Grace, in a word, is sent to help us see ourselves as we are; and it is through that seeing of our selfishness (for if there is anything at all which we need to see within ourselves, it is this) that we can learn what must be surrendered. In seeing, this alone is what to see; and if I see enough how self-willed and self-centered I am, perhaps I will finally bend my knee. This selfishness, after all, is where I break; I break myself within myself, and then break others. My inward being is inattentive and uncaring; and the more I see that, the more I am called towards God, who alone might help me. There is no self-help here except through God's help.
I keep thinking that everything that happens to me is in this world and of this world; and I rarely remind myself that all of this world is so absolutely finite and temporary. Nor do I remind myself that God, though His Grace- and most particularly, for us, Mary and Christ, through their Grace- are trying to prepare me for the kingdom of Heaven, which is eternal and everlasting. While it is entirely true that this kingdom is within, what I do not see is how "within" does not end in death; and that this life is nothing more than a preparation for what is much greater, by Grace, and through Grace, and with Grace. If I lose my way here in life... which is so easy... I will with equal ease lose my way to Heaven. It's really my investiture in this world, without reserving God's inward portion of my Being for God alone (and that, mind you, is exactly where I lose myself and become lost, not only to self but to God and Heaven) that costs me everything. I pay out the good coin of my Being (given by God alone) into this greedy till that hoards everything for itself.
There is a way to come into life in every moment through Grace; sometimes more, sometimes less, but to always let Grace act, directly through this tense and resistant veil of my ego. Grace is a strong thing, in the end, and if I become more willing it must have its way with me despite my inabilities—despite my resistance, despite my unworthiness. This is the most glorious aspect of Grace, that is, its durability.
Some speak of Grace as if it were a delicate thing, but Grace is in fact the most durable force of all, because it is of Heaven.
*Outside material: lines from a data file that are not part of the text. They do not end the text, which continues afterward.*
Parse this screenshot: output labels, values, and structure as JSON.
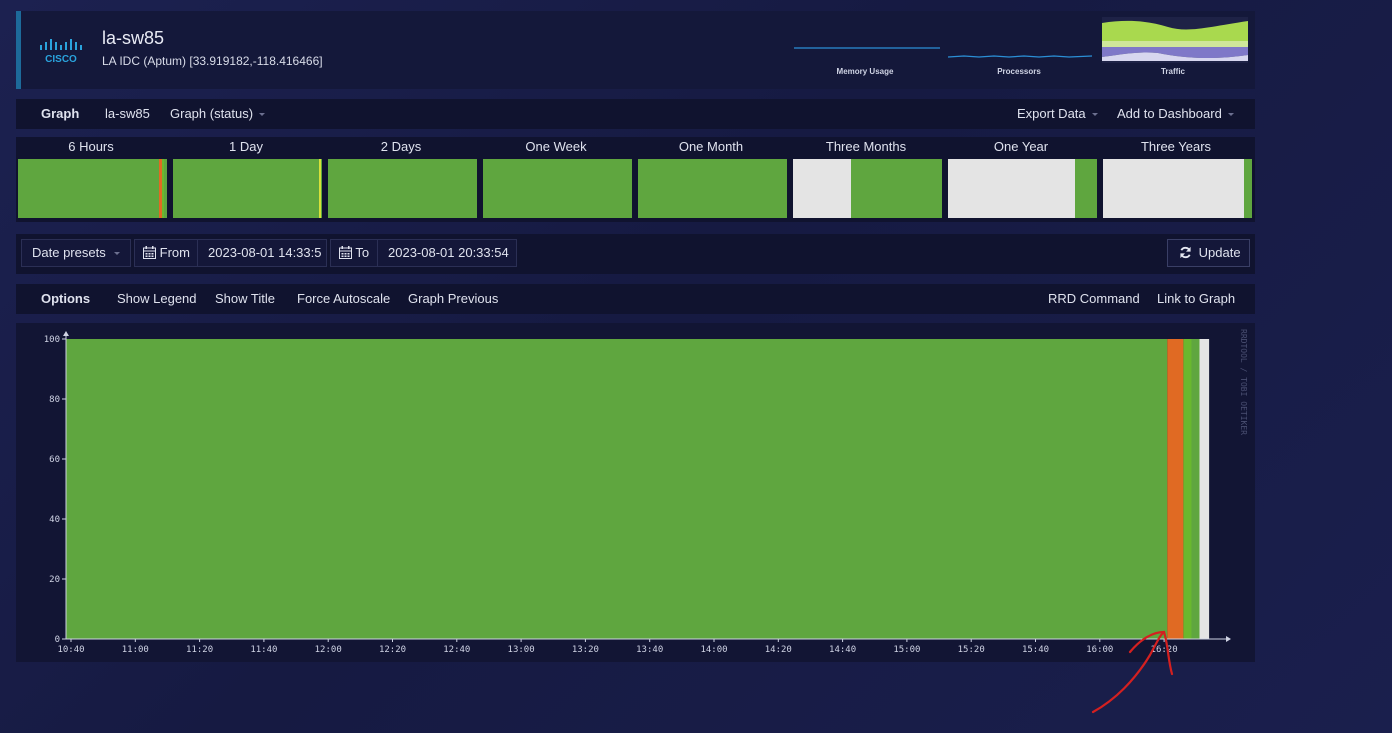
{
  "device": {
    "name": "la-sw85",
    "location": "LA IDC (Aptum) [33.919182,-118.416466]",
    "logo_text": "CISCO"
  },
  "mini_graphs": [
    {
      "label": "Memory Usage"
    },
    {
      "label": "Processors"
    },
    {
      "label": "Traffic"
    }
  ],
  "tabbar": {
    "active": "Graph",
    "device": "la-sw85",
    "graph_type": "Graph (status)",
    "export": "Export Data",
    "dashboard": "Add to Dashboard"
  },
  "periods": [
    {
      "label": "6 Hours"
    },
    {
      "label": "1 Day"
    },
    {
      "label": "2 Days"
    },
    {
      "label": "One Week"
    },
    {
      "label": "One Month"
    },
    {
      "label": "Three Months"
    },
    {
      "label": "One Year"
    },
    {
      "label": "Three Years"
    }
  ],
  "datebar": {
    "presets": "Date presets",
    "from_label": "From",
    "from_value": "2023-08-01 14:33:5",
    "to_label": "To",
    "to_value": "2023-08-01 20:33:54",
    "update": "Update"
  },
  "options": {
    "title": "Options",
    "show_legend": "Show Legend",
    "show_title": "Show Title",
    "force_autoscale": "Force Autoscale",
    "graph_previous": "Graph Previous",
    "rrd_command": "RRD Command",
    "link_to_graph": "Link to Graph"
  },
  "colors": {
    "up": "#5fa63f",
    "down": "#e06a23",
    "bright_green": "#69b82e",
    "empty": "#e4e4e4",
    "annotation": "#d42020"
  },
  "chart_data": {
    "type": "area",
    "yticks": [
      "0",
      "20",
      "40",
      "60",
      "80",
      "100"
    ],
    "ylim": [
      0,
      100
    ],
    "xticks": [
      "10:40",
      "11:00",
      "11:20",
      "11:40",
      "12:00",
      "12:20",
      "12:40",
      "13:00",
      "13:20",
      "13:40",
      "14:00",
      "14:20",
      "14:40",
      "15:00",
      "15:20",
      "15:40",
      "16:00",
      "16:20"
    ],
    "watermark": "RRDTOOL / TOBI OETIKER",
    "segments": [
      {
        "from": "10:38",
        "to": "16:21",
        "state": "up",
        "value": 100
      },
      {
        "from": "16:21",
        "to": "16:26",
        "state": "down",
        "value": 100
      },
      {
        "from": "16:26",
        "to": "16:31",
        "state": "up",
        "value": 100
      },
      {
        "from": "16:31",
        "to": "16:34",
        "state": "empty",
        "value": 100
      }
    ]
  }
}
If Grace once acts in truth, and I submit, then Grace can ever be within me. It is the foundation of all faith.
So although I accommodate it, I do not trust in the weakness of the flesh; instead I trust in the strength of the spirit, which effortlessly includes that weakness, and is yet made whole in Grace and in faith.
Lee van Laer is a Senior Editor at Parabola Magazine.